#### Exercise objective
Word for word, restate all of the records.

#### Source material

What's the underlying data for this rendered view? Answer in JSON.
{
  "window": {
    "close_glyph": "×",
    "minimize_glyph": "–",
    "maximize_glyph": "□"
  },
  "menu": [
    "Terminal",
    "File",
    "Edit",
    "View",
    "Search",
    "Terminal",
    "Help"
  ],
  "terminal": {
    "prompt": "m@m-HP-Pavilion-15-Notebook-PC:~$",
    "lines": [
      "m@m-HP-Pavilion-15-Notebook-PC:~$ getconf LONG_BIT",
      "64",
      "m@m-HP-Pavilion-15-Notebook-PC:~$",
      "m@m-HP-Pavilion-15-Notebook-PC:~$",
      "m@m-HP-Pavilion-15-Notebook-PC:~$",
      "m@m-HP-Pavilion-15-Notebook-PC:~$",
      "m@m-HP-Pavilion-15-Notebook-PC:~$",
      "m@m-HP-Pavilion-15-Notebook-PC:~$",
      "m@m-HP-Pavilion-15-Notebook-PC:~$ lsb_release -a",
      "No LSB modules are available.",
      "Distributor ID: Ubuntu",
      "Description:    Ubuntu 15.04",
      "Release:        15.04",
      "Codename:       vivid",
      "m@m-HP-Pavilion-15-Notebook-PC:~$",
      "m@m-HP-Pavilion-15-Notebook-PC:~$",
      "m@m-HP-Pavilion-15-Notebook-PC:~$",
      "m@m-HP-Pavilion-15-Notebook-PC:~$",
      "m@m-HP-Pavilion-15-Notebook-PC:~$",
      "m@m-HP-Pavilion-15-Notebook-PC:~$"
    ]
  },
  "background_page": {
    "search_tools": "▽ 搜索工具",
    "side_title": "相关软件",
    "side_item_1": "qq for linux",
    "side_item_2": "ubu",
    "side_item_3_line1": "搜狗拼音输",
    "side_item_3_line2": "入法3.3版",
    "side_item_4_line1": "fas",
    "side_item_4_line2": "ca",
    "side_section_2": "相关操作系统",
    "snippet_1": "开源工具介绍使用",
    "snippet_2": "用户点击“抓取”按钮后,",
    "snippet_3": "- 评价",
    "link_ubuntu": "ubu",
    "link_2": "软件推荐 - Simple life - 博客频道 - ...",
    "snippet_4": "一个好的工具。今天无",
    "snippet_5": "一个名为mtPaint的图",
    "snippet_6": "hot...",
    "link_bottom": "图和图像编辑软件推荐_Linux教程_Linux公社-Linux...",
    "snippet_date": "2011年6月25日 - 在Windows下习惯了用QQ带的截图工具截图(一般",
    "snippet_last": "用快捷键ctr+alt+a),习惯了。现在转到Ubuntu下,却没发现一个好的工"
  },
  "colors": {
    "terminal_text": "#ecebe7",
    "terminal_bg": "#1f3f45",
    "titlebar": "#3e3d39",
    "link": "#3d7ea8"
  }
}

#### Response area
What's the underlying data for this rendered view? Answer in JSON.
{
  "window": {
    "close_glyph": "×",
    "minimize_glyph": "–",
    "maximize_glyph": "□"
  },
  "menu": [
    "Terminal",
    "File",
    "Edit",
    "View",
    "Search",
    "Terminal",
    "Help"
  ],
  "terminal": {
    "prompt": "m@m-HP-Pavilion-15-Notebook-PC:~$",
    "lines": [
      "m@m-HP-Pavilion-15-Notebook-PC:~$ getconf LONG_BIT",
      "64",
      "m@m-HP-Pavilion-15-Notebook-PC:~$",
      "m@m-HP-Pavilion-15-Notebook-PC:~$",
      "m@m-HP-Pavilion-15-Notebook-PC:~$",
      "m@m-HP-Pavilion-15-Notebook-PC:~$",
      "m@m-HP-Pavilion-15-Notebook-PC:~$",
      "m@m-HP-Pavilion-15-Notebook-PC:~$",
      "m@m-HP-Pavilion-15-Notebook-PC:~$ lsb_release -a",
      "No LSB modules are available.",
      "Distributor ID: Ubuntu",
      "Description:    Ubuntu 15.04",
      "Release:        15.04",
      "Codename:       vivid",
      "m@m-HP-Pavilion-15-Notebook-PC:~$",
      "m@m-HP-Pavilion-15-Notebook-PC:~$",
      "m@m-HP-Pavilion-15-Notebook-PC:~$",
      "m@m-HP-Pavilion-15-Notebook-PC:~$",
      "m@m-HP-Pavilion-15-Notebook-PC:~$",
      "m@m-HP-Pavilion-15-Notebook-PC:~$"
    ]
  },
  "background_page": {
    "search_tools": "▽ 搜索工具",
    "side_title": "相关软件",
    "side_item_1": "qq for linux",
    "side_item_2": "ubu",
    "side_item_3_line1": "搜狗拼音输",
    "side_item_3_line2": "入法3.3版",
    "side_item_4_line1": "fas",
    "side_item_4_line2": "ca",
    "side_section_2": "相关操作系统",
    "snippet_1": "开源工具介绍使用",
    "snippet_2": "用户点击“抓取”按钮后,",
    "snippet_3": "- 评价",
    "link_ubuntu": "ubu",
    "link_2": "软件推荐 - Simple life - 博客频道 - ...",
    "snippet_4": "一个好的工具。今天无",
    "snippet_5": "一个名为mtPaint的图",
    "snippet_6": "hot...",
    "link_bottom": "图和图像编辑软件推荐_Linux教程_Linux公社-Linux...",
    "snippet_date": "2011年6月25日 - 在Windows下习惯了用QQ带的截图工具截图(一般",
    "snippet_last": "用快捷键ctr+alt+a),习惯了。现在转到Ubuntu下,却没发现一个好的工"
  },
  "colors": {
    "terminal_text": "#ecebe7",
    "terminal_bg": "#1f3f45",
    "titlebar": "#3e3d39",
    "link": "#3d7ea8"
  }
}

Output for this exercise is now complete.